"Industrial design" means the design of objects produced in quantity by industrial processes. The objects may be technologically sophisticated or they may be simple and domestic. The Trust has care of the archive of Robert Welch, silversmith and industrial designer, which includes several thousand items. Welch's work was at the domestic end of industrial design: scissors, weighing scales, light fittings, glasses, candlesticks, tableware, cooking pots, and particularly cutlery.
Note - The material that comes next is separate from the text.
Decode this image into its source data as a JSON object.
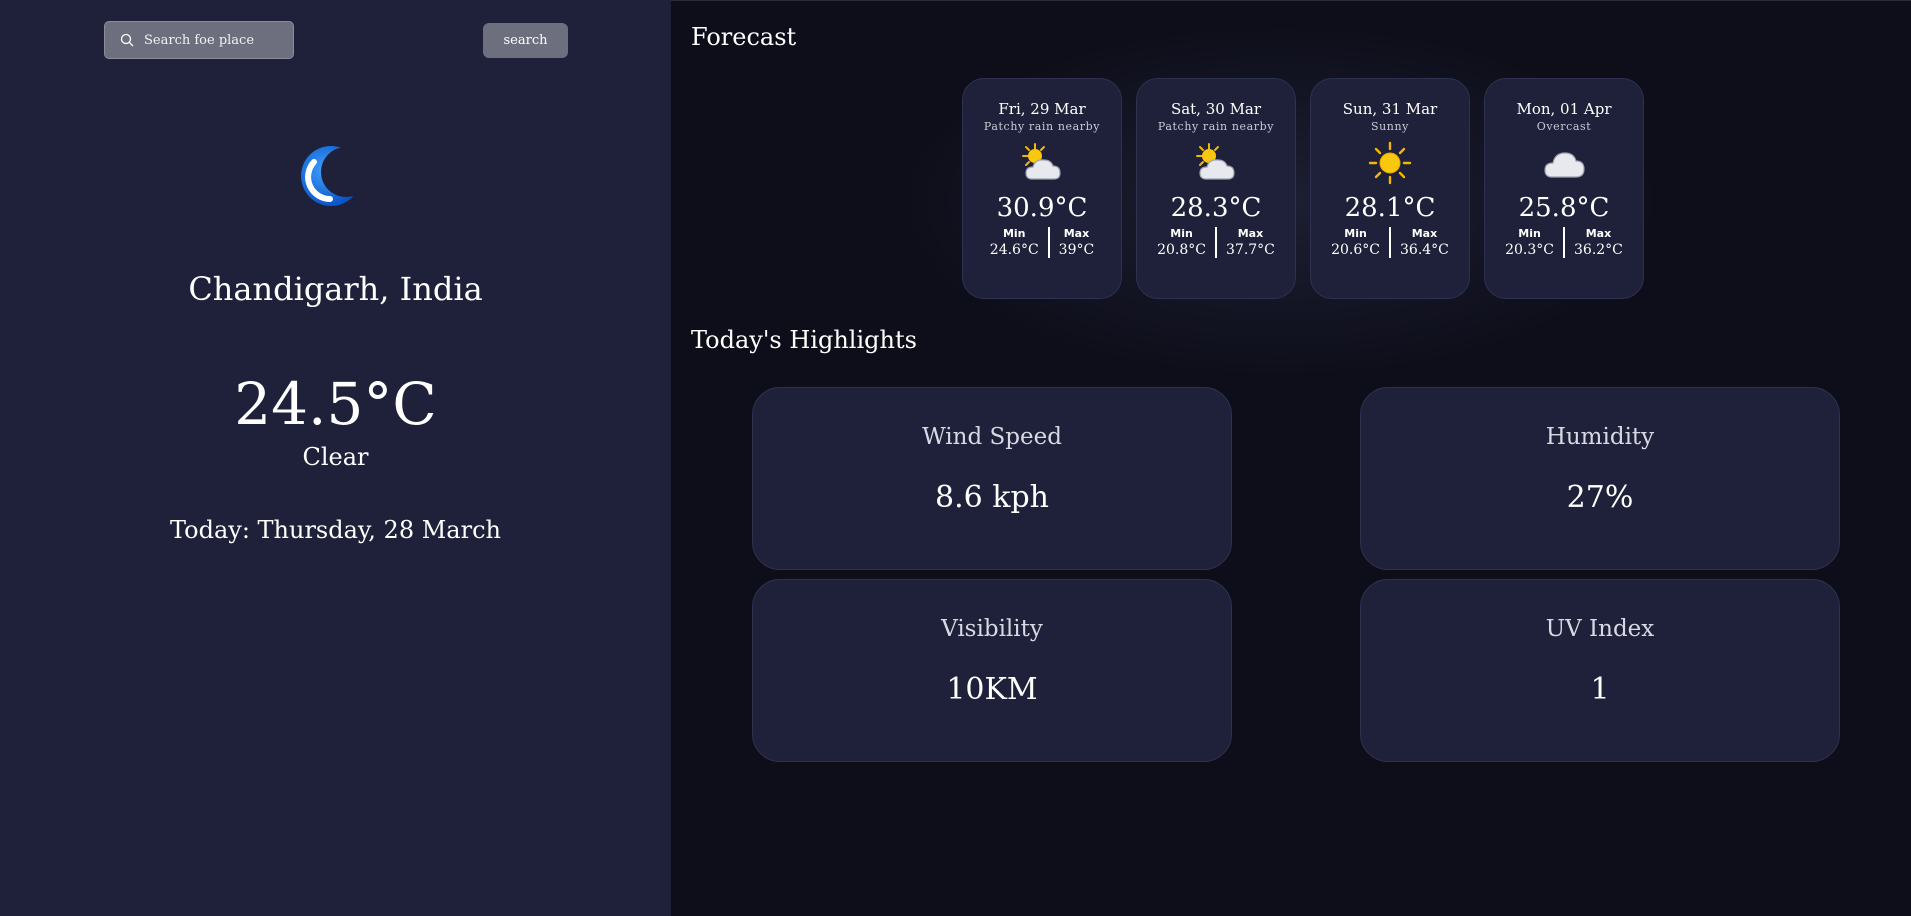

Jewellery is personal adornment and, though it can be made of any material, it has been strongly associated with gold and silver and with the display of wealth. In the 1890s C. R. Ashbee began to design silver jewellery which he set, deliberately, with cheap materials, enamel and semi-precious stones, substituting colour and beauty for diamonds and the flash of wealth. Other Arts and Crafts designers followed his lead.
Metalwork embraces many different materials and different methods of working them. Wealth, ceremony and display are connected with gold and silver; other metals are more utilitarian. C. R. Ashbee and the Guild of Handicraft worked in gold, silver, copper, brass and wrought iron. The Hart workshop has worked in silver and gold. Robert Welch designed for silver and gold, stainless steel, aluminium and cast iron.
Arts and Crafts people were uneasy about the high status given to to painting since the Renaissance, and about its realism. They liked it to be decorative and flat in effect, like Wentworth Huyshe's copy of a medieval painting. Ironically C. R. Ashbee, a leading figure of the Arts and Crafts, encouraged his daughter, Felicity, who might have become a graphic designer, to train as a painter in the 1930s.
The Guild of Handicraft Trust holds two principal collections by local photographers, Jesse Taylor and Roland Dyer. We have them because they are a valuable historical record of the Campden area in the late nineteenth and twentieth centuries. But we can also see them as objects in their own right, as part of the debate posed at Court Barn. Where does photography stand in relation to art, craft, technology and design?
There are ways of making images which were traditionally thought less important than painting: drawing, watercolour-painting and print-making, such as etching and lithography. People called them the minor arts. F. L. Griggs created etchings, in which the image is bitten into a copper plate and then printed off under great pressure. Looking at his prints, it is hard to see why they should be thought minor, compared with paintings.
Round 1900 sculptors were seen as fine artists, like painters, working in a studio. But Arts and Crafts people were more interested in sculpture in the streets and on buildings and did not see a great difference between a sculptor and a carver who was essentially a craftsman. Alec Miller trained as a carver, executing other people's designs, but he also worked as a sculptor. He was both artist and craftsman.
Stained-glass work consists of making panels of translucent glass, usually for windows. The medieval style of window, made up of many small pieces of coloured glass, was revived in the nineteenth century and carried through into the twentieth. The Arts and Crafts philosophy in stained glass was that the designer should also be a capable maker. Paul Woodroffe's windows were normally made in a workshop in his garden.
Like ceramics, the textile trades were heavily industrialised in the nineteenth century. And like ceramics, the 'craft' response in textiles did not come with the Arts and Crafts movement around 1900 but in the 1920s, with the revival of hand-weaving. The leading figure in that revival was Ethel Mairet, who first started weaving when she was living in Broad Campden, near Chipping Campden, between 1907 and 1910.